▸ **To do**
Which lines in the records below contain the word "Control"? Return each of them.

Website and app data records
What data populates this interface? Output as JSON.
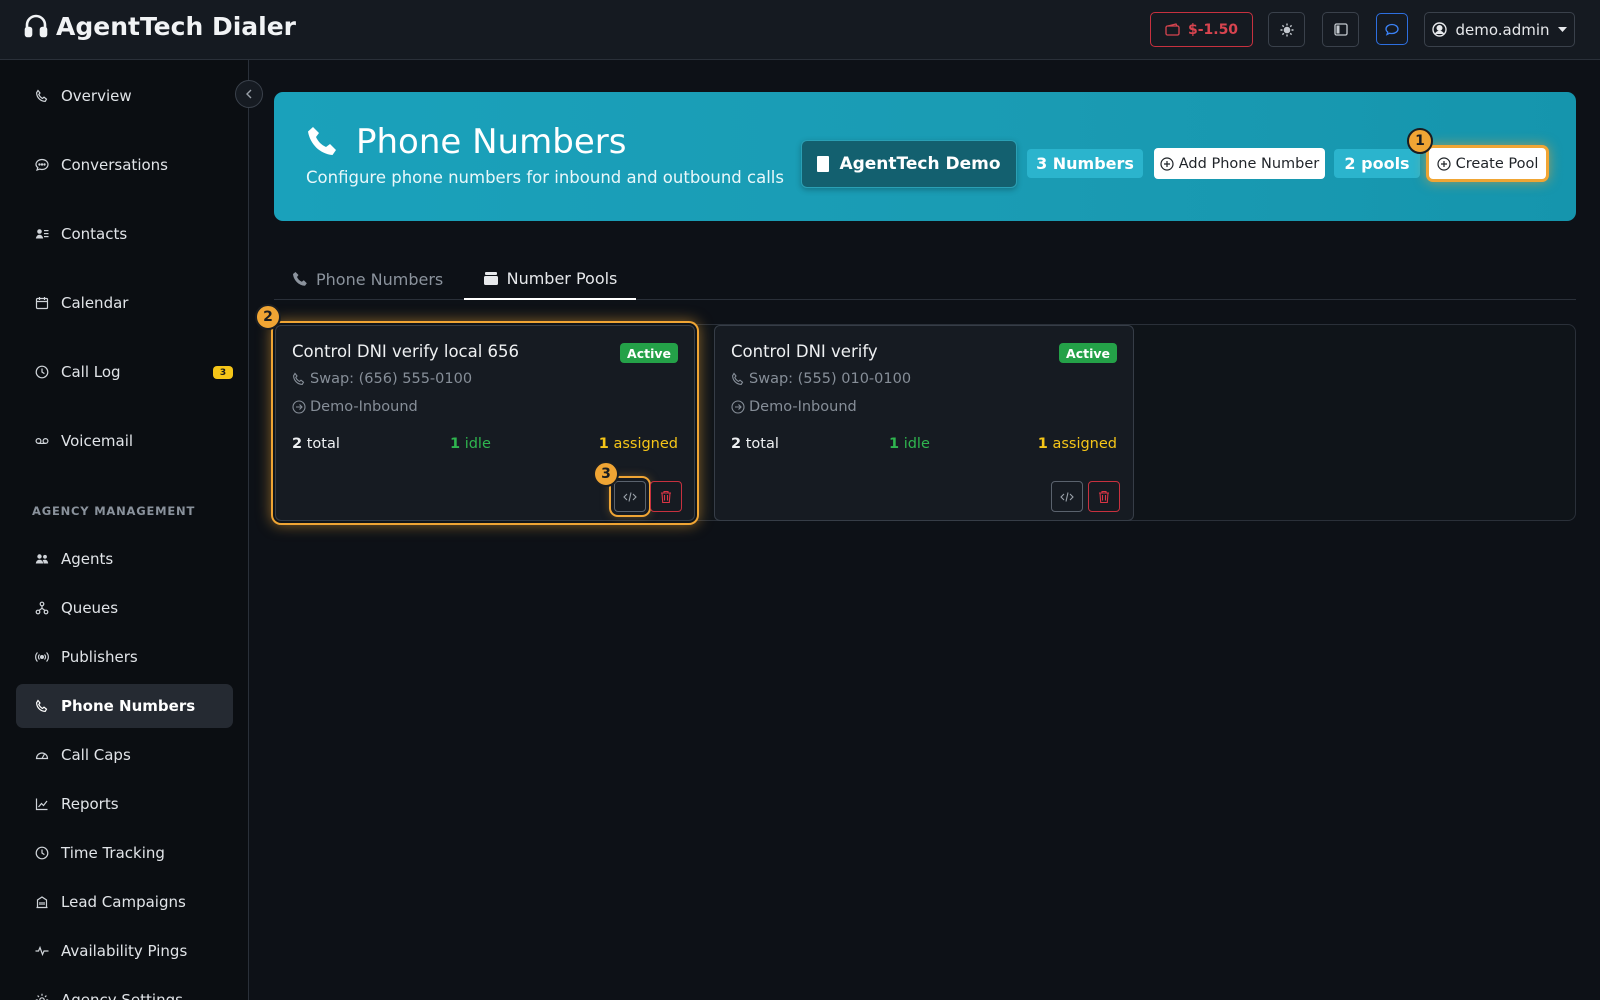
{
  "app": {
    "title": "AgentTech Dialer",
    "balance": "$-1.50",
    "user": "demo.admin"
  },
  "sidebar": {
    "items": [
      {
        "label": "Overview",
        "icon": "phone-icon"
      },
      {
        "label": "Conversations",
        "icon": "chat-bubble-icon"
      },
      {
        "label": "Contacts",
        "icon": "contact-card-icon"
      },
      {
        "label": "Calendar",
        "icon": "calendar-icon"
      },
      {
        "label": "Call Log",
        "icon": "clock-icon",
        "badge": "3"
      },
      {
        "label": "Voicemail",
        "icon": "voicemail-icon"
      }
    ],
    "section_label": "AGENCY MANAGEMENT",
    "agency_items": [
      {
        "label": "Agents",
        "icon": "people-icon"
      },
      {
        "label": "Queues",
        "icon": "diagram-icon"
      },
      {
        "label": "Publishers",
        "icon": "broadcast-icon"
      },
      {
        "label": "Phone Numbers",
        "icon": "phone-icon",
        "active": true
      },
      {
        "label": "Call Caps",
        "icon": "speedometer-icon"
      },
      {
        "label": "Reports",
        "icon": "line-chart-icon"
      },
      {
        "label": "Time Tracking",
        "icon": "clock-icon"
      },
      {
        "label": "Lead Campaigns",
        "icon": "building-icon"
      },
      {
        "label": "Availability Pings",
        "icon": "pulse-icon"
      },
      {
        "label": "Agency Settings",
        "icon": "gear-icon"
      }
    ]
  },
  "hero": {
    "title": "Phone Numbers",
    "subtitle": "Configure phone numbers for inbound and outbound calls",
    "org": "AgentTech Demo",
    "numbers_count": "3 Numbers",
    "add_number": "Add Phone Number",
    "pools_count": "2 pools",
    "create_pool": "Create Pool"
  },
  "tabs": [
    {
      "label": "Phone Numbers",
      "active": false
    },
    {
      "label": "Number Pools",
      "active": true
    }
  ],
  "pools": [
    {
      "name": "Control DNI verify local 656",
      "status": "Active",
      "swap": "Swap: (656) 555-0100",
      "route": "Demo-Inbound",
      "total": "2",
      "total_label": "total",
      "idle": "1",
      "idle_label": "idle",
      "assigned": "1",
      "assigned_label": "assigned"
    },
    {
      "name": "Control DNI verify",
      "status": "Active",
      "swap": "Swap: (555) 010-0100",
      "route": "Demo-Inbound",
      "total": "2",
      "total_label": "total",
      "idle": "1",
      "idle_label": "idle",
      "assigned": "1",
      "assigned_label": "assigned"
    }
  ],
  "markers": [
    "1",
    "2",
    "3"
  ],
  "colors": {
    "accent": "#1aa1bb",
    "highlight": "#f0a534",
    "active_badge": "#24a148",
    "idle": "#2fb54f",
    "assigned": "#f5c518",
    "danger": "#dc3545"
  }
}
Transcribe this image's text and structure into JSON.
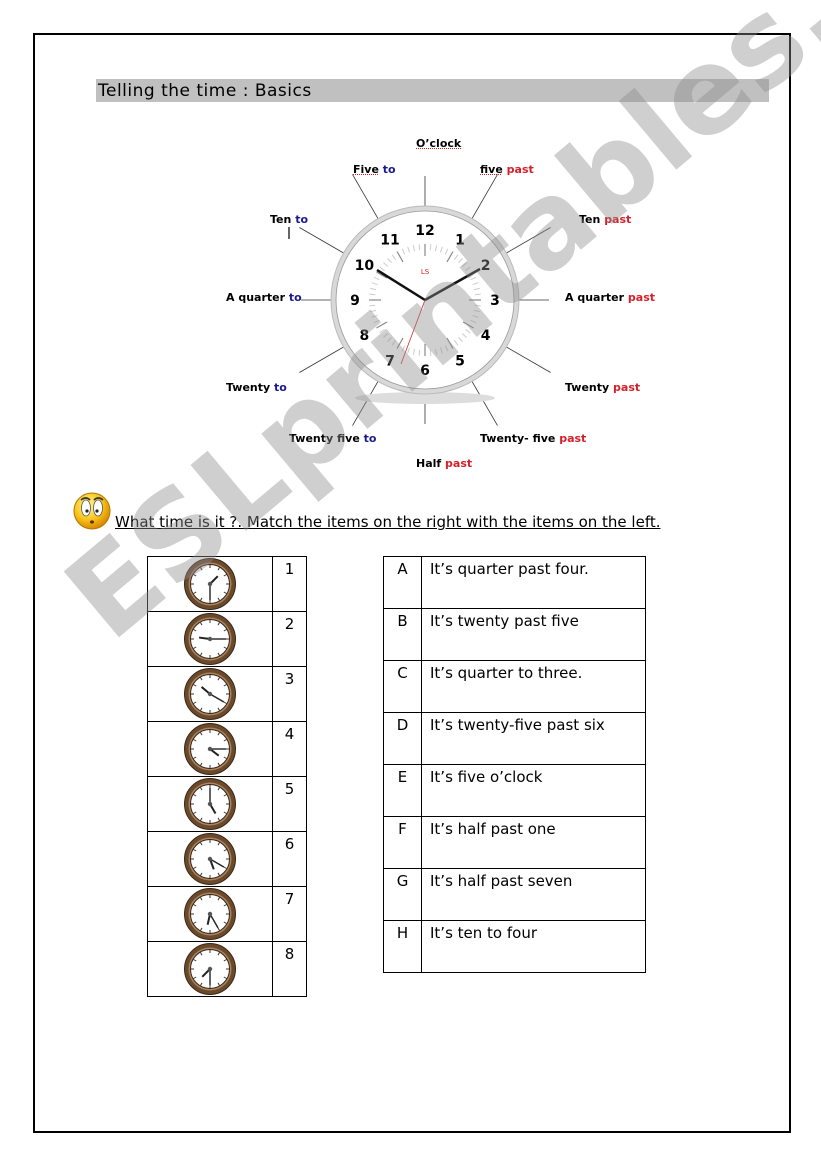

▸ **Exercise answer**
      "name": "Control DNI verify local 656",
      "name": "Control DNI verify",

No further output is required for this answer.